The average federal salary has grown 33% faster than inflation since 2000. USA TODAY reported in March that the federal government pays an average of 20% more than private firms for comparable occupations. The analysis did not consider differences in experience and education.
Bureau of Economic Analysis: "Skill levels and educational attainment tend to be higher" for federal workers. An August 18 Politifact article on federal pay reported that the Bureau of Economic Analysis -- the source for USA Today's data -- says that the numbers used by USA Today "do not tell the complete story," in part because in recent years, "the federal government is hiring more highly skilled workers who tend to make more money." From the Politifact article:
The BEA notes that its private-sector data includes employees of all professions. That means everything from minimum-wage jobs to the salaries of chief executive officers. Federal employees typically work in professional occupations that pay more, such as accountants, attorneys and economists, according to Congressional Budget Office research.

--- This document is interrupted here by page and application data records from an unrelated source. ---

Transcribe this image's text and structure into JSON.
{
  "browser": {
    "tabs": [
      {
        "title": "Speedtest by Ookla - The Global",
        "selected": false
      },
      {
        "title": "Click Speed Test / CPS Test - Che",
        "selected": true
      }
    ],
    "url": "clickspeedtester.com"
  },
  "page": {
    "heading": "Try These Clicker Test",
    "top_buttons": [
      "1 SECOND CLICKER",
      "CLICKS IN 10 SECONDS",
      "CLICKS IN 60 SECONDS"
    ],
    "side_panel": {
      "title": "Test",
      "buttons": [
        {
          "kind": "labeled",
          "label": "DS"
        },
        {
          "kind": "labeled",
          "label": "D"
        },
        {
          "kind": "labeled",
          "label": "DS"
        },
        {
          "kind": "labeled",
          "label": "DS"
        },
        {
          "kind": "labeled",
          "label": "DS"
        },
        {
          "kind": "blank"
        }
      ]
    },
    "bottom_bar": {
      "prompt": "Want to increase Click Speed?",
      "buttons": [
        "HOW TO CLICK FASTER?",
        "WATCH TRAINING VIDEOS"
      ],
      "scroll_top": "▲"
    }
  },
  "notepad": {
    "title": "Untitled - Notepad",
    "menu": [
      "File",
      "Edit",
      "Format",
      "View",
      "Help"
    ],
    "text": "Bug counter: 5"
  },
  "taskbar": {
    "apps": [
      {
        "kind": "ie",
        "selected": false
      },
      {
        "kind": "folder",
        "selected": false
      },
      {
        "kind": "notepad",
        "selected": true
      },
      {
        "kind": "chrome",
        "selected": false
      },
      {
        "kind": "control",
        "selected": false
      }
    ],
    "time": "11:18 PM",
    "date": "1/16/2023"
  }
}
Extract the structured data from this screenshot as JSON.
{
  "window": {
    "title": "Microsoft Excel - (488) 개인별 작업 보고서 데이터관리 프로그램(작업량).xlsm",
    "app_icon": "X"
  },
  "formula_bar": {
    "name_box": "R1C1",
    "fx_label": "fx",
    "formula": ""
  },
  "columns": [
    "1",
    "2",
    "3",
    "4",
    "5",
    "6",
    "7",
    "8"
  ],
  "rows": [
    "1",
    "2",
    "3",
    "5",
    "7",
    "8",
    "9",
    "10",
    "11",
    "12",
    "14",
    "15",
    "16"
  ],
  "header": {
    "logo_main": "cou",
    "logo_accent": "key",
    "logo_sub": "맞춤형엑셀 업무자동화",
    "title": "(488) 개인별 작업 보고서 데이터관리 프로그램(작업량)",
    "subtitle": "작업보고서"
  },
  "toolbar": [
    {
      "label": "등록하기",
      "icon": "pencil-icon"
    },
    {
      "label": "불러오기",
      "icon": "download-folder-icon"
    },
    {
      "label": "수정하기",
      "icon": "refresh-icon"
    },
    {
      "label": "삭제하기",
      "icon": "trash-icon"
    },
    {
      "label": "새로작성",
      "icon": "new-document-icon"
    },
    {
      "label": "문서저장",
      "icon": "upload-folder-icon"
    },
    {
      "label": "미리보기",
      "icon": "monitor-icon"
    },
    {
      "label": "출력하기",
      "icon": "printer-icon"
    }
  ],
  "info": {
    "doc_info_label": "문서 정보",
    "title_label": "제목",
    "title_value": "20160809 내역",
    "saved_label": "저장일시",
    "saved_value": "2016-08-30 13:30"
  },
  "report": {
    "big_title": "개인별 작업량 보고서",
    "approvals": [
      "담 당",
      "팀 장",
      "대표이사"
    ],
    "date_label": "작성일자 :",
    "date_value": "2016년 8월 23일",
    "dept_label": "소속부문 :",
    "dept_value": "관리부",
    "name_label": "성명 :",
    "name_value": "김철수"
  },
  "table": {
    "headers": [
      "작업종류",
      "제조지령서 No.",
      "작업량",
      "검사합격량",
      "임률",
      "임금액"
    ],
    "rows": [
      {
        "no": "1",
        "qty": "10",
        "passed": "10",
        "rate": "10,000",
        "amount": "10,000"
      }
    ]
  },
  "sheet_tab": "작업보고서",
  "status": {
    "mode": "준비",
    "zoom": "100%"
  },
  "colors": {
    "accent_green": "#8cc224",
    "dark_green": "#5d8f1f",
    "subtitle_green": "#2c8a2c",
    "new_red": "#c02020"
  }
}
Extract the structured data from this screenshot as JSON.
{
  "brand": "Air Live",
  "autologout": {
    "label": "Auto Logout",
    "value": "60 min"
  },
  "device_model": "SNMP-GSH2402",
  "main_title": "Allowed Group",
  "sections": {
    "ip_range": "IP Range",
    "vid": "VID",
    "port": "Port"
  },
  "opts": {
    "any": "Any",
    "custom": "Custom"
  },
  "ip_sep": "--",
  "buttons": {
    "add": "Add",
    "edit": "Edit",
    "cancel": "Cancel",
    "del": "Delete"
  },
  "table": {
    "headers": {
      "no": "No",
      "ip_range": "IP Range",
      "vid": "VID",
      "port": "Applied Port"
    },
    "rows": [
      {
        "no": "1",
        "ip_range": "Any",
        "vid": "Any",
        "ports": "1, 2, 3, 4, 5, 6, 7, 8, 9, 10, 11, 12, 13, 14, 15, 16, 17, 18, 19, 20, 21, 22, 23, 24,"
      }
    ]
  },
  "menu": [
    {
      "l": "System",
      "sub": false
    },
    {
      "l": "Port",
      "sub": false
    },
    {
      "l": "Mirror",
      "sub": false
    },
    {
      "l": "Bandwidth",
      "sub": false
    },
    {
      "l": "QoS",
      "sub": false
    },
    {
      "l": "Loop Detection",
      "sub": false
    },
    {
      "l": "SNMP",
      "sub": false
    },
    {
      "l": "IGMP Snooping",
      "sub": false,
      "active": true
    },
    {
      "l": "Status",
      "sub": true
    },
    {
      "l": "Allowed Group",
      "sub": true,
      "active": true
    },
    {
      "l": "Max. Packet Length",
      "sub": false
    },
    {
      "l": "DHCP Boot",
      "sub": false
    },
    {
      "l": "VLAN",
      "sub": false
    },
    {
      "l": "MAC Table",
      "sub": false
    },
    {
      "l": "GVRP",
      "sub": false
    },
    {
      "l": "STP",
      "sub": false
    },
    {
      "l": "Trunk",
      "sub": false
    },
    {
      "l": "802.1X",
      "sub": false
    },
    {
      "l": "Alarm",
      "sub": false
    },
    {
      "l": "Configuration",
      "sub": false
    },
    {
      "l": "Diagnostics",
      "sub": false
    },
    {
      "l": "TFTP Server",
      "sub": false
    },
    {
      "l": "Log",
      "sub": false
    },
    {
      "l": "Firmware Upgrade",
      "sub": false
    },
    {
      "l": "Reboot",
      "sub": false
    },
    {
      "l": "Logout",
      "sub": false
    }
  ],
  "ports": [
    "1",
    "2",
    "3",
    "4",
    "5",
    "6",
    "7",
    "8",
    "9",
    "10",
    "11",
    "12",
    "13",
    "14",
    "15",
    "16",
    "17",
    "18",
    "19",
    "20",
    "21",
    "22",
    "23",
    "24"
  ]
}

The BEA also noted in recent years that the federal government is hiring more highly skilled workers who tend to make more money. Many of the lower-paid positions, the BEA found, have been contracted out to the private sector.
Indeed, the BEA website lists "a number of factors that explain why average compensation for federal government non-postal civilian employees is higher than average compensation for private-sector employees":
- The mix of occupations held by federal government civilian employees is different from that of occupations held by the entire private-sector workforce. The private-sector workforce are in a wider range of jobs than federal government employees -- from minimum-wage positions to highly paid CEOs. According to studies conducted by the Congressional Budget Office (CBO), jobs in the federal government civilian workforce are concentrated in professional (e.g., lawyers, accountants, and economists), administrative, and technical occupations. In addition, skill levels and educational attainment tend to be higher, on average, for federal government civilian employees than for private-sector employees because of the occupational requirements in the federal government.
- Over the past several years, there has been a shift in federal employment toward higher-skilled, higher-paid positions because lower-skilled (and lower-paid) positions have been contracted out to private industries. This trend has contributed to higher average pay for federal government civilian employees than for private-sector employees.
- On average, federal government employees receive higher benefits in the form of pensions and health insurance contributions than private-sector employees; some private-sector employees receive no benefits.
- Moreover, federal compensation estimates include sizable payments for unfunded liabilities that distort comparisons with private-sector compensation. For 2006, for example, the value of these payments for unfunded liability was $28.6 billion or 10.7 percent of total federal civilian compensation.